Your assignment: Extract every entry word for word. Skip the pictures.

* * * * * * * * *

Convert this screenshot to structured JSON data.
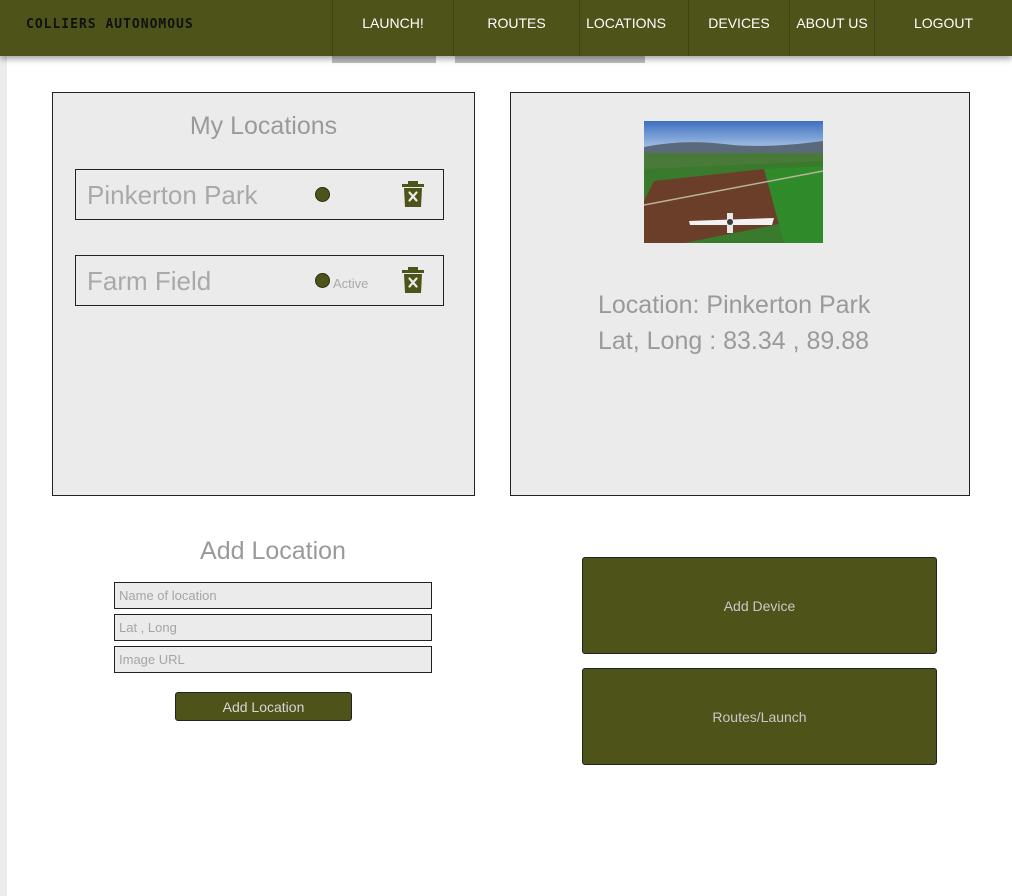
{
  "nav": {
    "brand": "COLLIERS AUTONOMOUS",
    "items": [
      {
        "label": "LAUNCH!"
      },
      {
        "label": "ROUTES"
      },
      {
        "label": "LOCATIONS"
      },
      {
        "label": "DEVICES"
      },
      {
        "label": "ABOUT US"
      },
      {
        "label": "LOGOUT"
      }
    ]
  },
  "locations_panel": {
    "title": "My Locations",
    "items": [
      {
        "name": "Pinkerton Park",
        "status": ""
      },
      {
        "name": "Farm Field",
        "status": "Active"
      }
    ]
  },
  "detail_panel": {
    "location_line": "Location: Pinkerton Park",
    "coords_line": "Lat, Long : 83.34 , 89.88"
  },
  "add_location": {
    "title": "Add Location",
    "name_placeholder": "Name of location",
    "latlong_placeholder": "Lat , Long",
    "image_placeholder": "Image URL",
    "button_label": "Add Location"
  },
  "actions": {
    "add_device": "Add Device",
    "routes_launch": "Routes/Launch"
  },
  "colors": {
    "brand_olive": "#4d5319",
    "panel_bg": "#ebebeb",
    "muted_text": "#9a9a9a"
  }
}
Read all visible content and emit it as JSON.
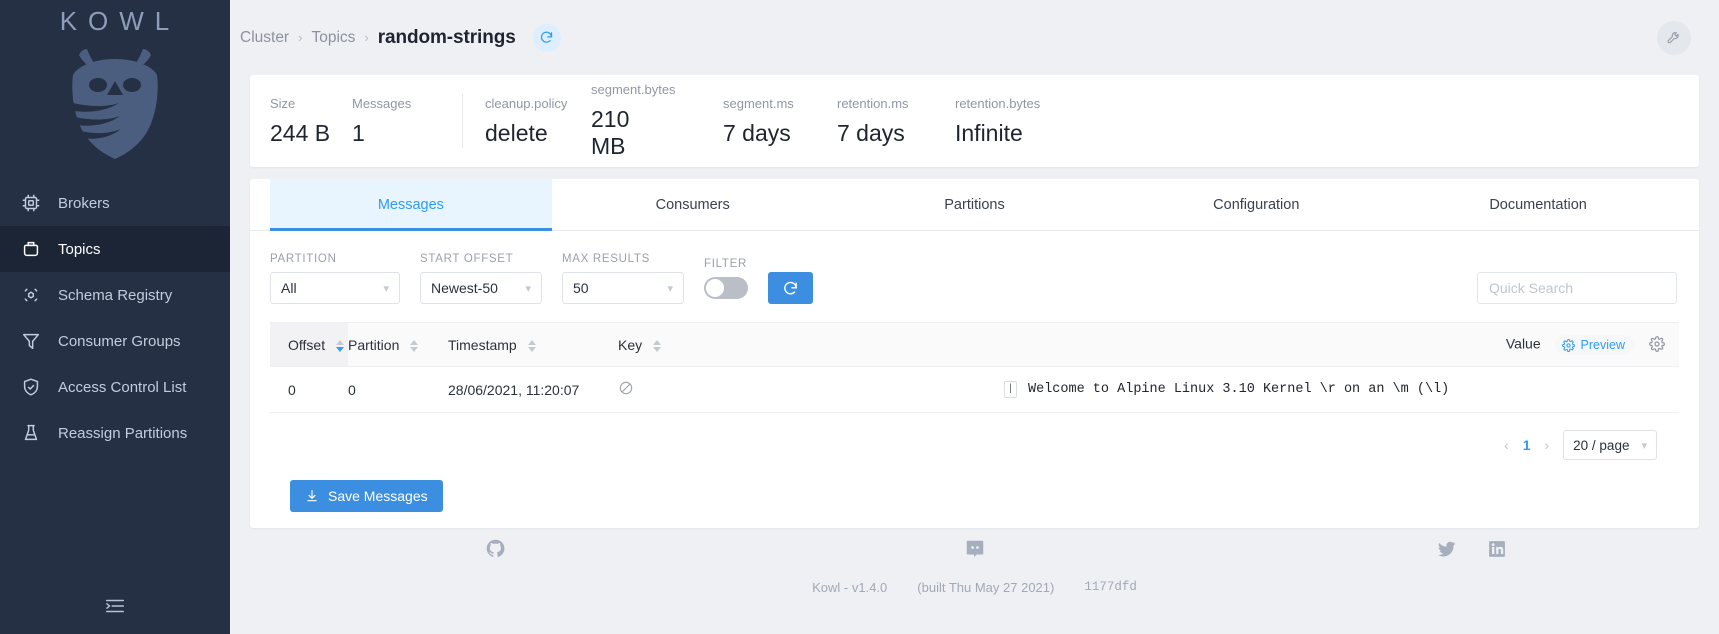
{
  "sidebar": {
    "logo_text": "KOWL",
    "logo_icon": "owl-shield-logo",
    "items": [
      {
        "label": "Brokers",
        "icon": "cpu-icon",
        "active": false
      },
      {
        "label": "Topics",
        "icon": "topics-icon",
        "active": true
      },
      {
        "label": "Schema Registry",
        "icon": "schema-registry-icon",
        "active": false
      },
      {
        "label": "Consumer Groups",
        "icon": "funnel-icon",
        "active": false
      },
      {
        "label": "Access Control List",
        "icon": "shield-check-icon",
        "active": false
      },
      {
        "label": "Reassign Partitions",
        "icon": "reassign-icon",
        "active": false
      }
    ],
    "collapse_icon": "collapse-sidebar-icon"
  },
  "topbar": {
    "breadcrumbs": [
      "Cluster",
      "Topics"
    ],
    "separator": "›",
    "current": "random-strings",
    "refresh_icon": "refresh-icon",
    "tools_icon": "wrench-icon"
  },
  "stats": [
    {
      "label": "Size",
      "value": "244 B"
    },
    {
      "label": "Messages",
      "value": "1"
    },
    {
      "label": "cleanup.policy",
      "value": "delete"
    },
    {
      "label": "segment.bytes",
      "value": "210 MB"
    },
    {
      "label": "segment.ms",
      "value": "7 days"
    },
    {
      "label": "retention.ms",
      "value": "7 days"
    },
    {
      "label": "retention.bytes",
      "value": "Infinite"
    }
  ],
  "tabs": [
    {
      "label": "Messages",
      "active": true
    },
    {
      "label": "Consumers",
      "active": false
    },
    {
      "label": "Partitions",
      "active": false
    },
    {
      "label": "Configuration",
      "active": false
    },
    {
      "label": "Documentation",
      "active": false
    }
  ],
  "filters": {
    "partition": {
      "label": "PARTITION",
      "value": "All"
    },
    "start_offset": {
      "label": "START OFFSET",
      "value": "Newest-50"
    },
    "max_results": {
      "label": "MAX RESULTS",
      "value": "50"
    },
    "filter": {
      "label": "FILTER",
      "enabled": false
    },
    "refresh_icon": "refresh-icon",
    "quick_search": {
      "value": "",
      "placeholder": "Quick Search"
    }
  },
  "table": {
    "columns": [
      {
        "label": "Offset",
        "sortable": true,
        "sorted": "desc"
      },
      {
        "label": "Partition",
        "sortable": true,
        "sorted": "none"
      },
      {
        "label": "Timestamp",
        "sortable": true,
        "sorted": "none"
      },
      {
        "label": "Key",
        "sortable": true,
        "sorted": "none"
      },
      {
        "label": "Value",
        "sortable": false,
        "sorted": "none"
      }
    ],
    "preview_label": "Preview",
    "preview_icon": "gear-icon",
    "settings_icon": "gear-icon",
    "rows": [
      {
        "offset": "0",
        "partition": "0",
        "timestamp": "28/06/2021, 11:20:07",
        "key": "",
        "key_icon": "null-circle-slash-icon",
        "value_type": "|",
        "value": "Welcome to Alpine Linux 3.10 Kernel \\r on an \\m (\\l)"
      }
    ]
  },
  "pagination": {
    "prev_icon": "chevron-left-icon",
    "next_icon": "chevron-right-icon",
    "current_page": "1",
    "page_size": "20 / page"
  },
  "actions": {
    "save_messages": "Save Messages",
    "save_icon": "download-icon"
  },
  "footer": {
    "icons": [
      "github-icon",
      "discord-icon",
      "twitter-icon",
      "linkedin-icon"
    ],
    "app_version": "Kowl - v1.4.0",
    "build_date": "(built Thu May 27 2021)",
    "commit": "1177dfd"
  },
  "colors": {
    "sidebar_bg": "#253045",
    "sidebar_active": "#1b2536",
    "accent": "#3c8fe0",
    "link": "#2f9bf4",
    "page_bg": "#eef0f4"
  }
}
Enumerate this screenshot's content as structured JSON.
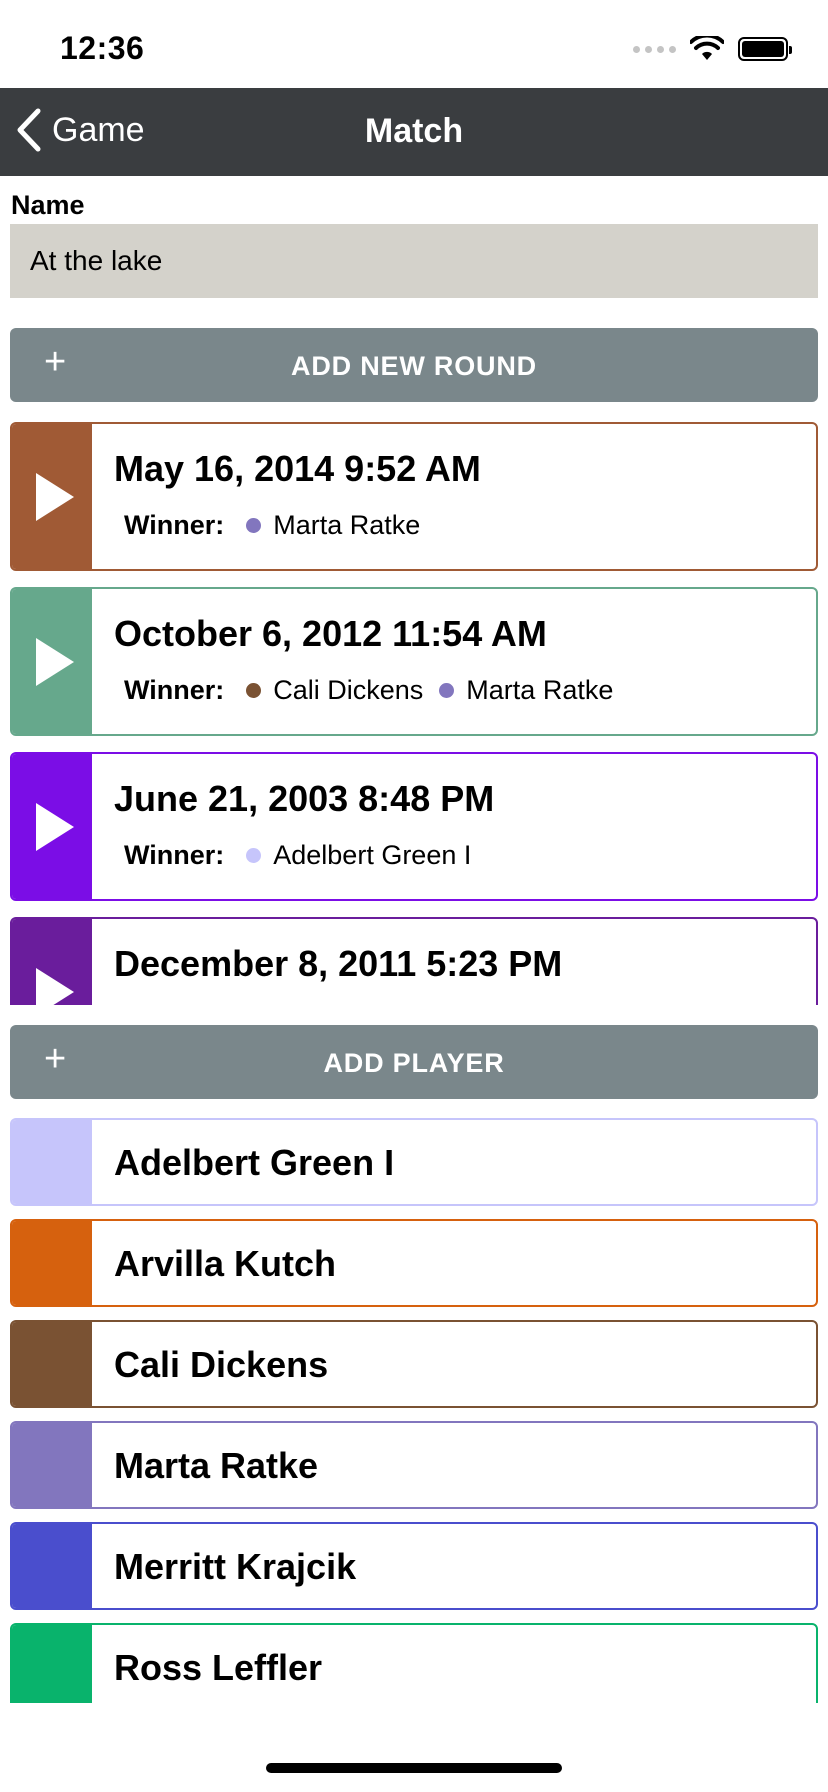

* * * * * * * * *

Task response:
Convert this screenshot to structured JSON data.
{
  "nav": {
    "brand": "COLLIERS AUTONOMOUS",
    "items": [
      {
        "label": "LAUNCH!"
      },
      {
        "label": "ROUTES"
      },
      {
        "label": "LOCATIONS"
      },
      {
        "label": "DEVICES"
      },
      {
        "label": "ABOUT US"
      },
      {
        "label": "LOGOUT"
      }
    ]
  },
  "locations_panel": {
    "title": "My Locations",
    "items": [
      {
        "name": "Pinkerton Park",
        "status": ""
      },
      {
        "name": "Farm Field",
        "status": "Active"
      }
    ]
  },
  "detail_panel": {
    "location_line": "Location: Pinkerton Park",
    "coords_line": "Lat, Long : 83.34 , 89.88"
  },
  "add_location": {
    "title": "Add Location",
    "name_placeholder": "Name of location",
    "latlong_placeholder": "Lat , Long",
    "image_placeholder": "Image URL",
    "button_label": "Add Location"
  },
  "actions": {
    "add_device": "Add Device",
    "routes_launch": "Routes/Launch"
  },
  "colors": {
    "brand_olive": "#4d5319",
    "panel_bg": "#ebebeb",
    "muted_text": "#9a9a9a"
  }
}
Read all visible content and emit it as JSON.
{
  "sidebar": {
    "logo_text": "KOWL",
    "logo_icon": "owl-shield-logo",
    "items": [
      {
        "label": "Brokers",
        "icon": "cpu-icon",
        "active": false
      },
      {
        "label": "Topics",
        "icon": "topics-icon",
        "active": true
      },
      {
        "label": "Schema Registry",
        "icon": "schema-registry-icon",
        "active": false
      },
      {
        "label": "Consumer Groups",
        "icon": "funnel-icon",
        "active": false
      },
      {
        "label": "Access Control List",
        "icon": "shield-check-icon",
        "active": false
      },
      {
        "label": "Reassign Partitions",
        "icon": "reassign-icon",
        "active": false
      }
    ],
    "collapse_icon": "collapse-sidebar-icon"
  },
  "topbar": {
    "breadcrumbs": [
      "Cluster",
      "Topics"
    ],
    "separator": "›",
    "current": "random-strings",
    "refresh_icon": "refresh-icon",
    "tools_icon": "wrench-icon"
  },
  "stats": [
    {
      "label": "Size",
      "value": "244 B"
    },
    {
      "label": "Messages",
      "value": "1"
    },
    {
      "label": "cleanup.policy",
      "value": "delete"
    },
    {
      "label": "segment.bytes",
      "value": "210 MB"
    },
    {
      "label": "segment.ms",
      "value": "7 days"
    },
    {
      "label": "retention.ms",
      "value": "7 days"
    },
    {
      "label": "retention.bytes",
      "value": "Infinite"
    }
  ],
  "tabs": [
    {
      "label": "Messages",
      "active": true
    },
    {
      "label": "Consumers",
      "active": false
    },
    {
      "label": "Partitions",
      "active": false
    },
    {
      "label": "Configuration",
      "active": false
    },
    {
      "label": "Documentation",
      "active": false
    }
  ],
  "filters": {
    "partition": {
      "label": "PARTITION",
      "value": "All"
    },
    "start_offset": {
      "label": "START OFFSET",
      "value": "Newest-50"
    },
    "max_results": {
      "label": "MAX RESULTS",
      "value": "50"
    },
    "filter": {
      "label": "FILTER",
      "enabled": false
    },
    "refresh_icon": "refresh-icon",
    "quick_search": {
      "value": "",
      "placeholder": "Quick Search"
    }
  },
  "table": {
    "columns": [
      {
        "label": "Offset",
        "sortable": true,
        "sorted": "desc"
      },
      {
        "label": "Partition",
        "sortable": true,
        "sorted": "none"
      },
      {
        "label": "Timestamp",
        "sortable": true,
        "sorted": "none"
      },
      {
        "label": "Key",
        "sortable": true,
        "sorted": "none"
      },
      {
        "label": "Value",
        "sortable": false,
        "sorted": "none"
      }
    ],
    "preview_label": "Preview",
    "preview_icon": "gear-icon",
    "settings_icon": "gear-icon",
    "rows": [
      {
        "offset": "0",
        "partition": "0",
        "timestamp": "28/06/2021, 11:20:07",
        "key": "",
        "key_icon": "null-circle-slash-icon",
        "value_type": "|",
        "value": "Welcome to Alpine Linux 3.10 Kernel \\r on an \\m (\\l)"
      }
    ]
  },
  "pagination": {
    "prev_icon": "chevron-left-icon",
    "next_icon": "chevron-right-icon",
    "current_page": "1",
    "page_size": "20 / page"
  },
  "actions": {
    "save_messages": "Save Messages",
    "save_icon": "download-icon"
  },
  "footer": {
    "icons": [
      "github-icon",
      "discord-icon",
      "twitter-icon",
      "linkedin-icon"
    ],
    "app_version": "Kowl - v1.4.0",
    "build_date": "(built Thu May 27 2021)",
    "commit": "1177dfd"
  },
  "colors": {
    "sidebar_bg": "#253045",
    "sidebar_active": "#1b2536",
    "accent": "#3c8fe0",
    "link": "#2f9bf4",
    "page_bg": "#eef0f4"
  }
}
Enumerate this screenshot's content as structured JSON.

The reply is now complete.